Could each entry be returned exactly as it appears?

####################

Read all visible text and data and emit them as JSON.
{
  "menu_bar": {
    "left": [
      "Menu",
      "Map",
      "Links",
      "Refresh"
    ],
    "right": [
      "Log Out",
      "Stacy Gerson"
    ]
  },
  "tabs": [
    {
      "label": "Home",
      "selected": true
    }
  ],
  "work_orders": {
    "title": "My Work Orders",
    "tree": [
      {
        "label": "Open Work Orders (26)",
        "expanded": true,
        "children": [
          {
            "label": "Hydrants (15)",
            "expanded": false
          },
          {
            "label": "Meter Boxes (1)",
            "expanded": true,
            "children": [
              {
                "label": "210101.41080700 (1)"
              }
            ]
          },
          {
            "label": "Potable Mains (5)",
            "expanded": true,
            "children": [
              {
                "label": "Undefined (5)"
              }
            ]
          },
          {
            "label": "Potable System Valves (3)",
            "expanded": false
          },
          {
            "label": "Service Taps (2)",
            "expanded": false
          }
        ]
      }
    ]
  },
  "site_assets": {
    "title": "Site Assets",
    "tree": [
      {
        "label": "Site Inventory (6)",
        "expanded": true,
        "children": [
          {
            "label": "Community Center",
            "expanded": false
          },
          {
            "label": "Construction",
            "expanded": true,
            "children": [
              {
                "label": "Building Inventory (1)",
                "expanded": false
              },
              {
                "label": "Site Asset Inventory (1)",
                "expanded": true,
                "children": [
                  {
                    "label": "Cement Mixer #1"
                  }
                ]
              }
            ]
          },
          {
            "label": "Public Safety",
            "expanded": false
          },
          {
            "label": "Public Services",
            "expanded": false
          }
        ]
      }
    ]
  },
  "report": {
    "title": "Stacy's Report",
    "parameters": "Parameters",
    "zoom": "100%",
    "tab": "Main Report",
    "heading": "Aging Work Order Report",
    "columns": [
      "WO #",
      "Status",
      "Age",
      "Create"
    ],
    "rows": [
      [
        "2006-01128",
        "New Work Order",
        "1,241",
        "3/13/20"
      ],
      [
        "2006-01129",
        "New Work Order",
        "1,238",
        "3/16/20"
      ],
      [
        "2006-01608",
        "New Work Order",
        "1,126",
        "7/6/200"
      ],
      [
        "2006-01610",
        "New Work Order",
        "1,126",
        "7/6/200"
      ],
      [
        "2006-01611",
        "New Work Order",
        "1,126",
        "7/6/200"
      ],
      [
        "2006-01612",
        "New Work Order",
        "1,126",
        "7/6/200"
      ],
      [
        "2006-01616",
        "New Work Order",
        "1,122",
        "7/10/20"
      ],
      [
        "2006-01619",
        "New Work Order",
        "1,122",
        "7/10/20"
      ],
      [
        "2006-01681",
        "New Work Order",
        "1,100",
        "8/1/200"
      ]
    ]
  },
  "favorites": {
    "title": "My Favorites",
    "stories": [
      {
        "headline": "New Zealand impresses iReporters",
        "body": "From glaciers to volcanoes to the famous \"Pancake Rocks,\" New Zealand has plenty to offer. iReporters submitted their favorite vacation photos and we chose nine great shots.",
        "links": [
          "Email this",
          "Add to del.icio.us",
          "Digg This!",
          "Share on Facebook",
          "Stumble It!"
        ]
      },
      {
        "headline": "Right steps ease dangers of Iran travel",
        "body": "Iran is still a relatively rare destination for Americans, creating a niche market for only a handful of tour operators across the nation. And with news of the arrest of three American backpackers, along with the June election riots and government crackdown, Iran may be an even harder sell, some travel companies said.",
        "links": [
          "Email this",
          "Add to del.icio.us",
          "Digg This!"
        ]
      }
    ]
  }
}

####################

Solution to the exercise »
Read all visible text and data and emit them as JSON.
{
  "menu_bar": {
    "left": [
      "Menu",
      "Map",
      "Links",
      "Refresh"
    ],
    "right": [
      "Log Out",
      "Stacy Gerson"
    ]
  },
  "tabs": [
    {
      "label": "Home",
      "selected": true
    }
  ],
  "work_orders": {
    "title": "My Work Orders",
    "tree": [
      {
        "label": "Open Work Orders (26)",
        "expanded": true,
        "children": [
          {
            "label": "Hydrants (15)",
            "expanded": false
          },
          {
            "label": "Meter Boxes (1)",
            "expanded": true,
            "children": [
              {
                "label": "210101.41080700 (1)"
              }
            ]
          },
          {
            "label": "Potable Mains (5)",
            "expanded": true,
            "children": [
              {
                "label": "Undefined (5)"
              }
            ]
          },
          {
            "label": "Potable System Valves (3)",
            "expanded": false
          },
          {
            "label": "Service Taps (2)",
            "expanded": false
          }
        ]
      }
    ]
  },
  "site_assets": {
    "title": "Site Assets",
    "tree": [
      {
        "label": "Site Inventory (6)",
        "expanded": true,
        "children": [
          {
            "label": "Community Center",
            "expanded": false
          },
          {
            "label": "Construction",
            "expanded": true,
            "children": [
              {
                "label": "Building Inventory (1)",
                "expanded": false
              },
              {
                "label": "Site Asset Inventory (1)",
                "expanded": true,
                "children": [
                  {
                    "label": "Cement Mixer #1"
                  }
                ]
              }
            ]
          },
          {
            "label": "Public Safety",
            "expanded": false
          },
          {
            "label": "Public Services",
            "expanded": false
          }
        ]
      }
    ]
  },
  "report": {
    "title": "Stacy's Report",
    "parameters": "Parameters",
    "zoom": "100%",
    "tab": "Main Report",
    "heading": "Aging Work Order Report",
    "columns": [
      "WO #",
      "Status",
      "Age",
      "Create"
    ],
    "rows": [
      [
        "2006-01128",
        "New Work Order",
        "1,241",
        "3/13/20"
      ],
      [
        "2006-01129",
        "New Work Order",
        "1,238",
        "3/16/20"
      ],
      [
        "2006-01608",
        "New Work Order",
        "1,126",
        "7/6/200"
      ],
      [
        "2006-01610",
        "New Work Order",
        "1,126",
        "7/6/200"
      ],
      [
        "2006-01611",
        "New Work Order",
        "1,126",
        "7/6/200"
      ],
      [
        "2006-01612",
        "New Work Order",
        "1,126",
        "7/6/200"
      ],
      [
        "2006-01616",
        "New Work Order",
        "1,122",
        "7/10/20"
      ],
      [
        "2006-01619",
        "New Work Order",
        "1,122",
        "7/10/20"
      ],
      [
        "2006-01681",
        "New Work Order",
        "1,100",
        "8/1/200"
      ]
    ]
  },
  "favorites": {
    "title": "My Favorites",
    "stories": [
      {
        "headline": "New Zealand impresses iReporters",
        "body": "From glaciers to volcanoes to the famous \"Pancake Rocks,\" New Zealand has plenty to offer. iReporters submitted their favorite vacation photos and we chose nine great shots.",
        "links": [
          "Email this",
          "Add to del.icio.us",
          "Digg This!",
          "Share on Facebook",
          "Stumble It!"
        ]
      },
      {
        "headline": "Right steps ease dangers of Iran travel",
        "body": "Iran is still a relatively rare destination for Americans, creating a niche market for only a handful of tour operators across the nation. And with news of the arrest of three American backpackers, along with the June election riots and government crackdown, Iran may be an even harder sell, some travel companies said.",
        "links": [
          "Email this",
          "Add to del.icio.us",
          "Digg This!"
        ]
      }
    ]
  }
}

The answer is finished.